Hohhot, the capital of the Inner Mongolian autonomous region, has broken the silence to become the first provincial capital city to suspend the ban on second-home purchases by local residents.

However, the move taken by Hohhot's authorities to stimulate local housing sales, as a way of easing their fiscal crunch, is unlikely to produce the desired effects in the short run, a Southern Metropolis Daily article said.

Housing stimulus unsustainable
Pan: China's property market, another Titanic 
It is an indisputable fact that after experiencing a property boom in the previous decade, the current decline in house sales has plunged many local governments in China into a difficult economic position. The reduction in revenue has forced some local governments to cut their spending on infrastructure construction and urban renovation. As a result, targeted measures to boost housing markets are viewed by local governments as the quickest and also most effective means to swell their coffers.

However, although local governments are allowed to manage their housing markets at their discretion in accordance with market principles, the central government has maintained its housing market regulatory policy basically unchanged.

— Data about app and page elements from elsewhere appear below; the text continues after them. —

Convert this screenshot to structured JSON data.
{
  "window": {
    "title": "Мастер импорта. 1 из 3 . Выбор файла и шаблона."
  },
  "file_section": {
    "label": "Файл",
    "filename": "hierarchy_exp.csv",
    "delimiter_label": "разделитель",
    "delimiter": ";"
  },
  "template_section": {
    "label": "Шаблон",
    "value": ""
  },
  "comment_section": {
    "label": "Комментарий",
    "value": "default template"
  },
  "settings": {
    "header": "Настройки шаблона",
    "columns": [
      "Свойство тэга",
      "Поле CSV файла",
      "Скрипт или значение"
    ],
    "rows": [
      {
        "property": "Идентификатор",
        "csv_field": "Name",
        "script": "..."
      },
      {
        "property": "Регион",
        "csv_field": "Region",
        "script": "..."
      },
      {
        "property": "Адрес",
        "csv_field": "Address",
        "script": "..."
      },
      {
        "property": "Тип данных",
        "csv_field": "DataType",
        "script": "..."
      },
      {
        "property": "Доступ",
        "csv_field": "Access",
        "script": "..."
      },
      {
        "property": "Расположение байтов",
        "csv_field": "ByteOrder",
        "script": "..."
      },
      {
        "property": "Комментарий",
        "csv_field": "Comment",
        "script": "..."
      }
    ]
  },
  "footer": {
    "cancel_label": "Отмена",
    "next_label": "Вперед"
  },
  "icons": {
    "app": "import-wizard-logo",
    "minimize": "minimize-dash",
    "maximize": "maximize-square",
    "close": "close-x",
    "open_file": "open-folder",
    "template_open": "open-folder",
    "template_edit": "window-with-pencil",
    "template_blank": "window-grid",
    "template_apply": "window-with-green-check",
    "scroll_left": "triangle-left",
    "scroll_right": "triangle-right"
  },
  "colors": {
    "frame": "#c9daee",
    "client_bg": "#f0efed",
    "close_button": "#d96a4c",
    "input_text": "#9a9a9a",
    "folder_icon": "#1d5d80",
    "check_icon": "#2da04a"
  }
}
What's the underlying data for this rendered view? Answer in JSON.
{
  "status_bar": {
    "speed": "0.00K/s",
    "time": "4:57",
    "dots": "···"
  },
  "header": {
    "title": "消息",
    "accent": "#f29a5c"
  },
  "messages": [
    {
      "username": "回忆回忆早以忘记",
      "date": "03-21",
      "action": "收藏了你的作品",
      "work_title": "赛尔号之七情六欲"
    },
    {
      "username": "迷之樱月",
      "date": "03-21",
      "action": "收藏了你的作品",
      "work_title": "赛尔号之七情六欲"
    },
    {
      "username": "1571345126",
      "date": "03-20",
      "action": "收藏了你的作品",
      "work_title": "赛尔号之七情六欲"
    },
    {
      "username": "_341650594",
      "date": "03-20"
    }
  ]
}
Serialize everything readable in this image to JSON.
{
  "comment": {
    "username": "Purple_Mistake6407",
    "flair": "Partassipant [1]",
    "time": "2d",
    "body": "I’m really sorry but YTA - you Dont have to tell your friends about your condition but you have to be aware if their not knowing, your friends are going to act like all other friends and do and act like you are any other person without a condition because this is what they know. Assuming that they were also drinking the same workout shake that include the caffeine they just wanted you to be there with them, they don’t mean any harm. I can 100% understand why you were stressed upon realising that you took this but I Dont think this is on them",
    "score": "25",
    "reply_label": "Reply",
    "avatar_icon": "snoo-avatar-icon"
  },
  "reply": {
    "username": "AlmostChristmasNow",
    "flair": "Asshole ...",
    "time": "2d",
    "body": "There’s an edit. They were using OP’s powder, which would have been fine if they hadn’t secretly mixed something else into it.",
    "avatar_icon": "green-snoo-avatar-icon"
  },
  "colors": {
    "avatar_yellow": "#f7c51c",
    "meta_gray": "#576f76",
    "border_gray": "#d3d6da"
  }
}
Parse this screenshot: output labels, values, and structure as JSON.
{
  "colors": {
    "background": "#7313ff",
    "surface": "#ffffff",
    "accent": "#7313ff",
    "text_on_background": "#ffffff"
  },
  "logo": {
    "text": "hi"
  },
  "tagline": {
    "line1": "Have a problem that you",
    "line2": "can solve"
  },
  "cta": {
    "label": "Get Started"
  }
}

To create a more favorable development environment, the central government is doing its utmost to funnel public funds into the real economy. In an inspection tour of the Inner Mongolia in May, Premier Li Keqiang once again stressed that the financial sector should support the real economy.

The moderate fall in housing prices that has occurred in some regions remains a trend that will continue into the future. The accelerated efforts of developers to lower prices as a means to generate funds, as well as concentrated sales of redundant homes by some officials in the context of the forthcoming adoption of a real estate registration regulation nationwide, make such a housing market trend certain.

Such a general environment, together with potential homebuyers expectations that house prices will continue to drop, mean that any housing market rebounds caused by short-term administrative stimulation are unlikely to be sustained for long. The increased risk consciousness among developers, investors and speculators also undercuts the possibility for any rebounds in housing prices.

No matter how tightened their fiscal conditions are, local governments should realize that any short-term administrative means to boost the housing market will be harmful and not beneficial to local economy, and they need to support the real economy instead.

Hot Topics

Editor's Picks